— ASSIGNMENT —
A single figure is the whole answer: the number of lines in the records that contain "apps".

Items listed in a dataset
+-------+

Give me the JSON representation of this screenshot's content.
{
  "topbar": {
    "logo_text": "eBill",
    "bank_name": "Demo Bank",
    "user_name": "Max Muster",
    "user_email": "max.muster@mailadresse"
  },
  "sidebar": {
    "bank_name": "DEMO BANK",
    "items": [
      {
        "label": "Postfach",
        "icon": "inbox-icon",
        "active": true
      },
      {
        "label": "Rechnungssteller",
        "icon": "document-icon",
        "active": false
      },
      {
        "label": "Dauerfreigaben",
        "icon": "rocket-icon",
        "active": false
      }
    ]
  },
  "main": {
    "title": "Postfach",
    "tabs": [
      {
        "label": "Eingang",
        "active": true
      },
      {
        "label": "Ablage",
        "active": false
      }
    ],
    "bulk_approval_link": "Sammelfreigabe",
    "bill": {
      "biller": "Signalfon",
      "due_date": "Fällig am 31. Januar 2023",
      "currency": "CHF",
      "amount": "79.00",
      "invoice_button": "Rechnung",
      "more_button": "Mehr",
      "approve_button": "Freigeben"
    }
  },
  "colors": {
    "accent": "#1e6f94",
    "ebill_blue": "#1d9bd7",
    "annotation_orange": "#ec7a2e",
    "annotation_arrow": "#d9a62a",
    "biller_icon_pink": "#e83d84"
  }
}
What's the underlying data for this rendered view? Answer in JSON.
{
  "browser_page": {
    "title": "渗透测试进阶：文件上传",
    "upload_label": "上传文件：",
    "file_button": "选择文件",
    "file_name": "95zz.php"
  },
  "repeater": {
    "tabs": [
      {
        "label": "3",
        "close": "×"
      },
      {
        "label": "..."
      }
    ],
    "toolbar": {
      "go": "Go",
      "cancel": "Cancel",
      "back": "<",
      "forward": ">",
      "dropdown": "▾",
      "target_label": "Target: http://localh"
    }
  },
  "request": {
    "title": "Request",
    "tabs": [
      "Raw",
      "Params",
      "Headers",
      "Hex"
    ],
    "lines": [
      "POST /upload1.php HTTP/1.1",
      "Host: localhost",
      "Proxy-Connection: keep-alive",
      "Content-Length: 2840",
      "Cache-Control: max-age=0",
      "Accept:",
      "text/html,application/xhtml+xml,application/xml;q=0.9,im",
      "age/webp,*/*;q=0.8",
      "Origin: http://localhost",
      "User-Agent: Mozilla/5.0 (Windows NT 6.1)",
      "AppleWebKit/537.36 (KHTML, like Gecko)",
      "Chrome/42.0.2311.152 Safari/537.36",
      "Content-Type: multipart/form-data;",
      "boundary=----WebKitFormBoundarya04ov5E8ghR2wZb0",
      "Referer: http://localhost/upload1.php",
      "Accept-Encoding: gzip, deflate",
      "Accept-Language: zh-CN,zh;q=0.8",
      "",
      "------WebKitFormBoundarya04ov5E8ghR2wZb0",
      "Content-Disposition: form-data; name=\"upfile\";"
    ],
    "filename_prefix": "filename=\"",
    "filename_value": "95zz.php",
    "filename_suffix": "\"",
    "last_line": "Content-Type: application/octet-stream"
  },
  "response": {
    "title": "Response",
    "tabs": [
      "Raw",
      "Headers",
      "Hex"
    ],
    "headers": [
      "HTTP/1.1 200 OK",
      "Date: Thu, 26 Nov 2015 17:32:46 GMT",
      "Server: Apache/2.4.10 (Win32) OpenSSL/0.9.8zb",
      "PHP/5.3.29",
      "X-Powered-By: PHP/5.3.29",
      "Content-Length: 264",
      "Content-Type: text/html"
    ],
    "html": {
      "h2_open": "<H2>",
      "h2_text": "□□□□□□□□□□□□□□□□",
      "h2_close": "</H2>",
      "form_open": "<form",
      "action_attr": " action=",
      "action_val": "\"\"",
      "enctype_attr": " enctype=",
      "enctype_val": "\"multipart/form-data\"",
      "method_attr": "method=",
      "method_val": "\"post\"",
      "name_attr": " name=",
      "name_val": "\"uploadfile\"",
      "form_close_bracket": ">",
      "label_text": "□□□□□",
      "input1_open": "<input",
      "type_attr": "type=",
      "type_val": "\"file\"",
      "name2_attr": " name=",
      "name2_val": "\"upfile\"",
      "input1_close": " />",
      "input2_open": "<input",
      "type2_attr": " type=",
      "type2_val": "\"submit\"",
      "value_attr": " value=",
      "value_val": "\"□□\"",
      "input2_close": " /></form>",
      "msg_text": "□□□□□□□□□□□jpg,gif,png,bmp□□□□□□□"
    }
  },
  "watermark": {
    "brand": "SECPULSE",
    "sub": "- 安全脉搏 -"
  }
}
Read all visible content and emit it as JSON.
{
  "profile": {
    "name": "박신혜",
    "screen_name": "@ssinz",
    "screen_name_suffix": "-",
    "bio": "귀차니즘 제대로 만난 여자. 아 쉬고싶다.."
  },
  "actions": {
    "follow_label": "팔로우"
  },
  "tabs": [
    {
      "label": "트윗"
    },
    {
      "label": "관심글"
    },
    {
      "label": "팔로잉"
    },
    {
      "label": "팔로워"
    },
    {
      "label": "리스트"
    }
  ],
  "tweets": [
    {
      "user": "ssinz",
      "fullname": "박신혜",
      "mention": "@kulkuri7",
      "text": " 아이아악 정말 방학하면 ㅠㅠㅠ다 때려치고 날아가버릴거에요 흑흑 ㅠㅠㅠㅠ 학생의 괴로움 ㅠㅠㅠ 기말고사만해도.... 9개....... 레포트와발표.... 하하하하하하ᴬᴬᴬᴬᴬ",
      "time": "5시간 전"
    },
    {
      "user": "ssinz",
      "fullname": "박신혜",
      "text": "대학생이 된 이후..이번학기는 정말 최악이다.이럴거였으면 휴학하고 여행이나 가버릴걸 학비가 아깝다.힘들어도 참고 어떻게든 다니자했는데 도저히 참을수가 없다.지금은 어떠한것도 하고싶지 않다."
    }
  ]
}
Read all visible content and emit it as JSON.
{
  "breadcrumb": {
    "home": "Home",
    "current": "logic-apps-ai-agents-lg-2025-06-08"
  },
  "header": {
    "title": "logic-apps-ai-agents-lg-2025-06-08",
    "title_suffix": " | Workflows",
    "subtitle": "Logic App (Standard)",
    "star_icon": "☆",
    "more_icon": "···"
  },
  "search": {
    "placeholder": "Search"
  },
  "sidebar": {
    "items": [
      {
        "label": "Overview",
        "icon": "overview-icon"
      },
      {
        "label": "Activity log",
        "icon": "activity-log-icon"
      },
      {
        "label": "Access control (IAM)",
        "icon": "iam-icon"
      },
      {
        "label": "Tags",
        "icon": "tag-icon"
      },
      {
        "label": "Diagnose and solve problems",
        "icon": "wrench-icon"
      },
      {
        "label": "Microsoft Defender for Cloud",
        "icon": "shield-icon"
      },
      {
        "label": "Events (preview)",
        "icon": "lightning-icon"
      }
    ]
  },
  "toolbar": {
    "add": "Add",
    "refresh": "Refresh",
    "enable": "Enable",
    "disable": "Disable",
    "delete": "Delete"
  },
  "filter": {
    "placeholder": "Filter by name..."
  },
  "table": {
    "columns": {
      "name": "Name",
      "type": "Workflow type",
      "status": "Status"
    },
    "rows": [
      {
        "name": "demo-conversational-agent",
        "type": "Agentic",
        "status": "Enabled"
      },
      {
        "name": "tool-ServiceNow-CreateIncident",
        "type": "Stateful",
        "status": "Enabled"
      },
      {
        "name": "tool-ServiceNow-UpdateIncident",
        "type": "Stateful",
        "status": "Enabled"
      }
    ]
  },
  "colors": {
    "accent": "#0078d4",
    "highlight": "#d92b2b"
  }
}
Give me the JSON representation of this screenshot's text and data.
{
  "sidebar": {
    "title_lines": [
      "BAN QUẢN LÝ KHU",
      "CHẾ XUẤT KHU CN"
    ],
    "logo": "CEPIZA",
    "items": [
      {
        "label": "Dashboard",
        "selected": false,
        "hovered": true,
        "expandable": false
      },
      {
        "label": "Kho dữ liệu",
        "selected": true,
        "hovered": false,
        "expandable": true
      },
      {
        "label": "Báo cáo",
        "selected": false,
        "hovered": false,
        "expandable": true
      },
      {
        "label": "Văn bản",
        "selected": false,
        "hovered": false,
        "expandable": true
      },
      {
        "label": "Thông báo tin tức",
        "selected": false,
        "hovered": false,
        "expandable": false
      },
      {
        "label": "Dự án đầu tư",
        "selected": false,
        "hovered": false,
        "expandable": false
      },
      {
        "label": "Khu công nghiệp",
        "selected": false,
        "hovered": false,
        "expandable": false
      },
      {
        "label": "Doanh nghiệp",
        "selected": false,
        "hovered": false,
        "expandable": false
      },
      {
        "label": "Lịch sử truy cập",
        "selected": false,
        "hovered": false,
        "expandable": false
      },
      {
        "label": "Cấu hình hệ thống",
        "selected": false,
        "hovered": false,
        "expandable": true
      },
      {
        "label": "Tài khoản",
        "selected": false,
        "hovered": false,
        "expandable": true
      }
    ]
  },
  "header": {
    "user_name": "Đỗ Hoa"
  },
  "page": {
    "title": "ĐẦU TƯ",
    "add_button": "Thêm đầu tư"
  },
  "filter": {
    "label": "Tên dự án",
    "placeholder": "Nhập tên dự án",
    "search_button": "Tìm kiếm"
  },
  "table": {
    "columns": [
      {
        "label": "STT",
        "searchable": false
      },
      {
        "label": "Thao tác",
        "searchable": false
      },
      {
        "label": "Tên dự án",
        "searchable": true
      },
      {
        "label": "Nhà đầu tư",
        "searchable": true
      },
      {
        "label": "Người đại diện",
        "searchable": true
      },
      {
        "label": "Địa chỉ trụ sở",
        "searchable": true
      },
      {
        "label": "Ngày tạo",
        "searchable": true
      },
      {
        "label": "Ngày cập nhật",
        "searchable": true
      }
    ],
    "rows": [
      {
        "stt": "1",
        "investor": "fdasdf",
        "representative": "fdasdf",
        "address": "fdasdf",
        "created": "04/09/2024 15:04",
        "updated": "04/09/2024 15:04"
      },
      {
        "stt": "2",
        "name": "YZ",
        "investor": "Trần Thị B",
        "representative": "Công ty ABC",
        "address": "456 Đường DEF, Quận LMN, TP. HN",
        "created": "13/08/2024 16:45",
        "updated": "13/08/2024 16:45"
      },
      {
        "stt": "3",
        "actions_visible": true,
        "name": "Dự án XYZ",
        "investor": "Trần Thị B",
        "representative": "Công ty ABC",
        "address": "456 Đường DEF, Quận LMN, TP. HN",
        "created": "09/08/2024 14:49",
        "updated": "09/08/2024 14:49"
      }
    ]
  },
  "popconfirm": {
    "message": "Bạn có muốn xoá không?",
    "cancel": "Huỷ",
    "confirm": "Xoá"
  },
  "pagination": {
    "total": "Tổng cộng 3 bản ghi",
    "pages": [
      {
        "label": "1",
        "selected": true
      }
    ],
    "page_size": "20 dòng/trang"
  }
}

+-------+

— THE COMPLETED TASK —
2